→ **Data section**:
------------------------------------
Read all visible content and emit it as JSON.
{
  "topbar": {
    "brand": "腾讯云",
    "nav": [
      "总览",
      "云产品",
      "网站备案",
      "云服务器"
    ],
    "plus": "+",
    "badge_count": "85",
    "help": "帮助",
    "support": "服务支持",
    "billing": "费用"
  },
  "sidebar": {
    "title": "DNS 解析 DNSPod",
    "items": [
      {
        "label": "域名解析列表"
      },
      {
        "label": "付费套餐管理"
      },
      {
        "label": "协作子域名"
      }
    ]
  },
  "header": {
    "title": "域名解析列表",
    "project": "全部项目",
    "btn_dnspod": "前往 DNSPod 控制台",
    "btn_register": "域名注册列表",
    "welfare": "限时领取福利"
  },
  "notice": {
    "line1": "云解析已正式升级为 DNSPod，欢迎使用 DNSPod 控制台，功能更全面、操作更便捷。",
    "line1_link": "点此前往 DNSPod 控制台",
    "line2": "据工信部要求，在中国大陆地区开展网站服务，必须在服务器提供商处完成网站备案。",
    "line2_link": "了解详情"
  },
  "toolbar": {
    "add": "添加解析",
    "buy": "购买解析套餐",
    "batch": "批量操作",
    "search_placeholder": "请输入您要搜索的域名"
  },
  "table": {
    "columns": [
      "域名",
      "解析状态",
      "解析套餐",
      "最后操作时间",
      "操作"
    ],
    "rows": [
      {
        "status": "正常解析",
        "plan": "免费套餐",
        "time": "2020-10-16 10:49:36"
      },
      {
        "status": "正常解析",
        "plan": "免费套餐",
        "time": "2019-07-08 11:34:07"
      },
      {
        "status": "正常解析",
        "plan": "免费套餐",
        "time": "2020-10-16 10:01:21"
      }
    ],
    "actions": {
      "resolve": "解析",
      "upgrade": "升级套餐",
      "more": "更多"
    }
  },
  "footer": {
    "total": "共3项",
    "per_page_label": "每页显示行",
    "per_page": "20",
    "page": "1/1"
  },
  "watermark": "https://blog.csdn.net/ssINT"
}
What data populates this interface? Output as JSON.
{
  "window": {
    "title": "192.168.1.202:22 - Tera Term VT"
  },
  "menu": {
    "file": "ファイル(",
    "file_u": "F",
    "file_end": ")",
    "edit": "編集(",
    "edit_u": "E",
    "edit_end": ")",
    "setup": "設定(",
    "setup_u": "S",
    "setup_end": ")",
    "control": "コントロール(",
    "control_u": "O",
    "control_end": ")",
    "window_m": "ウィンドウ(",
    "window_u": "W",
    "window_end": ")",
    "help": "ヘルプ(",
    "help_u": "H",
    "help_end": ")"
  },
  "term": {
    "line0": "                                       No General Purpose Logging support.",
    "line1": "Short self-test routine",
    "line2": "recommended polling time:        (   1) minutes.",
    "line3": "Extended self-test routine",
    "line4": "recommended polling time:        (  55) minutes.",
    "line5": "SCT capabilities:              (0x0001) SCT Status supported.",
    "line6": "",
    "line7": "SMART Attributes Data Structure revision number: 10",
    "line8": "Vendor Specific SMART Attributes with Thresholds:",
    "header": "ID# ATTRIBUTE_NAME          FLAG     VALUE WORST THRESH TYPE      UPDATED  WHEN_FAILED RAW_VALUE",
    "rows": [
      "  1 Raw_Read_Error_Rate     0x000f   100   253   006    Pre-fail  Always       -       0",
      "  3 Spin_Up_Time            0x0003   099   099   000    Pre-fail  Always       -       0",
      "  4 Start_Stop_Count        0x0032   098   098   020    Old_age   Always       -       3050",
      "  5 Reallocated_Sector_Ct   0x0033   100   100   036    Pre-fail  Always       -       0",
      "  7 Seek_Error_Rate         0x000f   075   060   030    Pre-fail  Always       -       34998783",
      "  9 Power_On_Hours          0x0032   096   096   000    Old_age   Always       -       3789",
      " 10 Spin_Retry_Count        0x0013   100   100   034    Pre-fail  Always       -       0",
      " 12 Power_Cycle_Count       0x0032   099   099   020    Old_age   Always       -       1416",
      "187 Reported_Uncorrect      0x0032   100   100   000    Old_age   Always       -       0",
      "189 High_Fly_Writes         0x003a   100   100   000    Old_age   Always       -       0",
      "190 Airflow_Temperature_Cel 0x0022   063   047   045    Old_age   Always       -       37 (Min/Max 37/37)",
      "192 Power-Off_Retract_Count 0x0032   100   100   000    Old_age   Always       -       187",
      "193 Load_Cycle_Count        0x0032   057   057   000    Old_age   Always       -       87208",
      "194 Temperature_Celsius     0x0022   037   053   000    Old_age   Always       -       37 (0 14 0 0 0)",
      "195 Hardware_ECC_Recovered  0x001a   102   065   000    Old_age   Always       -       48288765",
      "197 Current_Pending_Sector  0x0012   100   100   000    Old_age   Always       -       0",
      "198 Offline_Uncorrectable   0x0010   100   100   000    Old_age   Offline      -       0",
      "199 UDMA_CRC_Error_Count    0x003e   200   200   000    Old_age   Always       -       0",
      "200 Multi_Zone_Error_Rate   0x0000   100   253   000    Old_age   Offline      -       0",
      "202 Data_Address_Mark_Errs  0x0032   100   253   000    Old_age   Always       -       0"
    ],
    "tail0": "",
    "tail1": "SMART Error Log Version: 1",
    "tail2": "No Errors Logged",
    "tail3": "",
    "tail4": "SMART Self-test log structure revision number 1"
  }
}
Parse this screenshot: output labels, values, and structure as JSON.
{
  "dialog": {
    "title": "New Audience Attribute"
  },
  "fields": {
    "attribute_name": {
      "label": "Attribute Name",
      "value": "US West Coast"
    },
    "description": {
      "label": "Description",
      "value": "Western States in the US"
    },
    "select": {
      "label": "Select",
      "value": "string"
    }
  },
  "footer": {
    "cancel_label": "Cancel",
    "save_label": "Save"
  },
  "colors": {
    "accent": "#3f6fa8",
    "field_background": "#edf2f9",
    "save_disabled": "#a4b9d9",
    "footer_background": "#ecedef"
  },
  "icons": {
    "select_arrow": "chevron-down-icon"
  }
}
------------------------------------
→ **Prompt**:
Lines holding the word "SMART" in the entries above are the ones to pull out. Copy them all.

→ **Exercise result**:
    "line7": "SMART Attributes Data Structure revision number: 10",
    "line8": "Vendor Specific SMART Attributes with Thresholds:",
    "tail1": "SMART Error Log Version: 1",
    "tail4": "SMART Self-test log structure revision number 1"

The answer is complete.